3. Johnny L. Cochran, Jr. lawyer best known for his leadership role in the defense and criminal acquittal of O. J. Simpson for the alleged murder of his former wife Nicole Simpson and her friend Ronald Goldman.
Cochran also represented Sean Combs (during his trial on gun and bribery charges), Michael Jackson, rapper Tupac Shakur, actor Todd Bridges, football player Jim Brown, rapper Snoop Dogg, former heavyweight Champion Riddick Bowe, 1992 Los Angeles riot beating victim Reginald Oliver Denny, and Rosa Parks.
He also represented athlete Marion Jones when she faced charges of doping during her high school track career. Cochran was known for his skill in the courtroom and his prominence as an early advocate for victims of police brutality.
4. Avery Brooks, is an American actor, jazz musician, opera singer and college professor. Brooks is perhaps best known for his television roles as Benjamin Sisko on Star Trek: Deep Space Nine, and as Hawk on Spenser: For Hire and its spinoff A Man Called Hawk, and in the Academy Award-nominated film American History X.
5. Ernest Riles, is a former shortstop and third baseman in Major League Baseball. From 1985 through 1993, Riles played for the Milwaukee Brewers (1985–1988), San Francisco Giants (1988–1990), Oakland Athletics (1991), Houston Astros (1992) and Boston Red Sox (1993). He batted left-handed and threw right-handed.
6 Melissa Victoria Harris-Perry ( Melissa Harris-Lacewell) is an American author and political commentator with a focus on African-American politics.
She is a professor of political science at Tulane University. Prior to that, she was an associate professor of politics and African-American studies at Princeton University from 2006 to 2010, and taught political science at the University of Chicago from 1999 to 2005. She is also an award winning author and appears regularly on MSNBC and other media venues.
1. In 1868, John Mercer Langston founded and organized the Law Department of Howard University
2. In 1872, Morgan State College founded in Maryland.
3. In 1940, Dr. Charles Richard Drew was appointed medical director of the plasma project of Great Britain. As director of the first great experiment in the gross production of human plasma, Dr. Drew created models for later developments in the United States and Europe. When the project ended in 1941, Dr. Drew became the first director of a new project charged with the responsibility of setting up donor stations to collect blood plasma for the American armed services. He resigned three months later and became professor of surgery at Howard University.
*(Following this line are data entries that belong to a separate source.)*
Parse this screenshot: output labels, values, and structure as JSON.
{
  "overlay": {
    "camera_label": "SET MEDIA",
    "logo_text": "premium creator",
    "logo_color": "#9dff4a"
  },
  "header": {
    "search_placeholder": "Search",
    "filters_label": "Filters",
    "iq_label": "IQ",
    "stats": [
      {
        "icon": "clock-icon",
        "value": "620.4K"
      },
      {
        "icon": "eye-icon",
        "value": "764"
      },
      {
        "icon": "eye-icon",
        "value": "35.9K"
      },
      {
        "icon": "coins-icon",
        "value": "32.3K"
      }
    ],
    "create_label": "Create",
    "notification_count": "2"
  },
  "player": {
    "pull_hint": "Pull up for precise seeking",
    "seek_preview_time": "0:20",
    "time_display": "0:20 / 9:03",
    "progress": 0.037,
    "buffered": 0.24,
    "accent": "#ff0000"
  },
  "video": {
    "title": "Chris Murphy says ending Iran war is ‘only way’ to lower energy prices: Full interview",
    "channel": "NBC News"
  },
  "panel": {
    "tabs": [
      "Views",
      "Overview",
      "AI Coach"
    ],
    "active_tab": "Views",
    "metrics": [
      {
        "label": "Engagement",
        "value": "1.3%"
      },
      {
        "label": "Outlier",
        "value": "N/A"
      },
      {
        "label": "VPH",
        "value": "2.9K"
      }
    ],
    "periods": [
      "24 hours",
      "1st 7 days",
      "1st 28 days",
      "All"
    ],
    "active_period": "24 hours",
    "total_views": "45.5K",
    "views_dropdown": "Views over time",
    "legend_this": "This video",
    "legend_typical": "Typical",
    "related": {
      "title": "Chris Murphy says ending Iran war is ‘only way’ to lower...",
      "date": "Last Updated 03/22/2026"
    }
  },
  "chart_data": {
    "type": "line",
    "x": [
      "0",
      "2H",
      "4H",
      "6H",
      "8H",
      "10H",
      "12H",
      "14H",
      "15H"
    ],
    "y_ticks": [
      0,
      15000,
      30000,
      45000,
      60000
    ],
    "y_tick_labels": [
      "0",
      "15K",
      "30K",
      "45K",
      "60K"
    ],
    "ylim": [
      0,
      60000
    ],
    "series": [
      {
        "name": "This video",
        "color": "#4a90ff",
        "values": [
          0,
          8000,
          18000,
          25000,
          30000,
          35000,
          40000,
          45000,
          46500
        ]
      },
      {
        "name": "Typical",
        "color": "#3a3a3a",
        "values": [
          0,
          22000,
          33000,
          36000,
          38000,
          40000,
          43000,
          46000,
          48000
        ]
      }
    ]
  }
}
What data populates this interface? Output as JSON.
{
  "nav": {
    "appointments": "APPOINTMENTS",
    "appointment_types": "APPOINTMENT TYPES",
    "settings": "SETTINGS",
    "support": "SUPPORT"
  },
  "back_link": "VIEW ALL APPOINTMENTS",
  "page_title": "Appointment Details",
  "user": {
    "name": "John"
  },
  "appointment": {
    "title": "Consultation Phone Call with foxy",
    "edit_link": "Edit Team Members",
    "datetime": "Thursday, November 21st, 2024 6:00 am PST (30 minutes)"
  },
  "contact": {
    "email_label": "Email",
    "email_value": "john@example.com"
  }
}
Under an American Red Cross ruling in World War II, Dr. Drew’s blood, ironically enough, would have been segregated from the blood of white donors.
4. In 1948, California Supreme Court voided state statue banning interracial marriages.
5. In 1952, Joe Black became the first black pitcher to win a World Series game. The Dodgers defeated the New York Yankees 4-2. Black was also the 1952 Rookie of the Year.
6. In 1962,Escorted by Federal Troops, James Meredith became first Black student at Old Miss.
7. In 1966, Black Panther party founded in Oakland (Calif.) by Huey Newton and Bobby Seale.
8. In 1977, Soccer great Pele retires.
9. In 1985, B. Smith & L. E. Branovich & G. L. Freeman Received Patent for Mtd. or preparing nonlaminating anisotropic
10. In 1989, Colin Powell named Chairman of Joint Chiefs of Staff.
11. In 1991, Dr. Mary Schmidt Campbell, art historian, becomes dean of New York University’s Tisch School of the Arts.
12. In 1993, Rita Dove, appointed as the Nation’s seventh poet laureate. She was the first Black, and youngest person to hold this position